Depending on what your purpose is for learning Mandarin, you may eventually want to get some type of certification to prove how good you really are. As English has TOEFL and IELTS, there are several tests that can help you to have your Chinese language skills recognized.
HSK test (Mainland China)
The most widely recognized test is the Hanyu Shuiping Kaoshi (HSK) which is organized by an official Chinese body (website). HSK works with a network of international test centers, of which it offers a list on its website, which includes a Singapore-based test institution as well as institutions pretty much all around the world. Simply contact the test centre to find out about the next test date.

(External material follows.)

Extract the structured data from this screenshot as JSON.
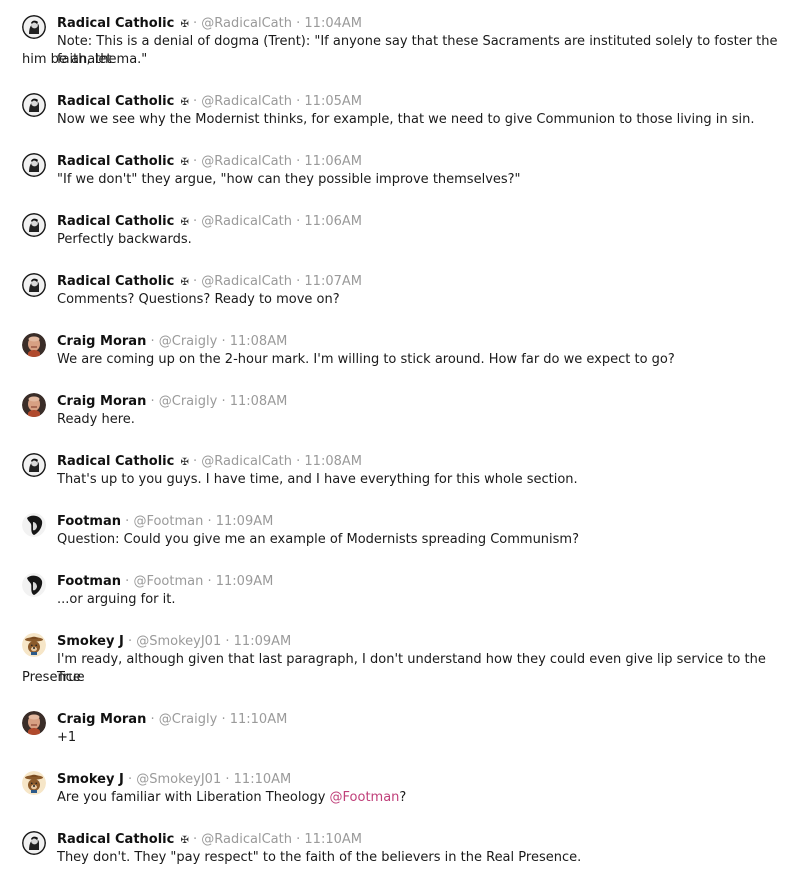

If you obtain a sufficiently high score on the HSK, you can use the certificate issued to you to enter a Chinese-language college or university in Mainland China. It is also a recognized way to certify your Chinese language proficiency to employers, although this may have more value in non-Chinese speaking countries. You can imagine that it will be pretty easy for a Chinese to assess your level by just having a chat.
Quite simply, HSK is the ‘Chinese TOEFL’. If you want your language ability recognized worldwide, do not go for anything else but HSK.
TOP Test (Taiwan)
The TOP test is organized by the Taiwan authorities and is really not as wellknown as the HSK. According to its website, it can be taken in Taiwan, New Zealand and Peru (at the time of writing). This test is definitely not as widely recognized as the HSK, but can be useful if you wish to pursue study or a career in Taiwan. It uses traditional script. A number of mock tests can be downloaded from the main website.
BCT (China / Singapore)
BCT stands for Business Chinese Test. It is a test format that has been jointly developed by Hanban, the executive body of the Chinese Language Council international, which is affiliated with the Chinese ministry of education, and WDA, the Singapore Workforce Development Agency.
The BCT is fully computer based. There is the possibility to have text read to you, and the possibility to use input in Hanyu Pinyin, which means that the test can probably give you a higher score if you are not a ‘star’ in writing characters stroke by stroke. In a way, this is only fair, because business communication happens through e-mail and spoken means, so handwriting is not as much a requirement for companies when they hire Chinese speaking staff.
At this point, Singapore is the only country outside of China to use this test. That said, with government subsidies (for Singapore permanent residents and citizens) to take the test and the test being a pre-requisite to enter subsidized language classes, it will likely be a reference standard within Singapore very soon.
I’m personally planning to take this test next month. I’ll keep you updated!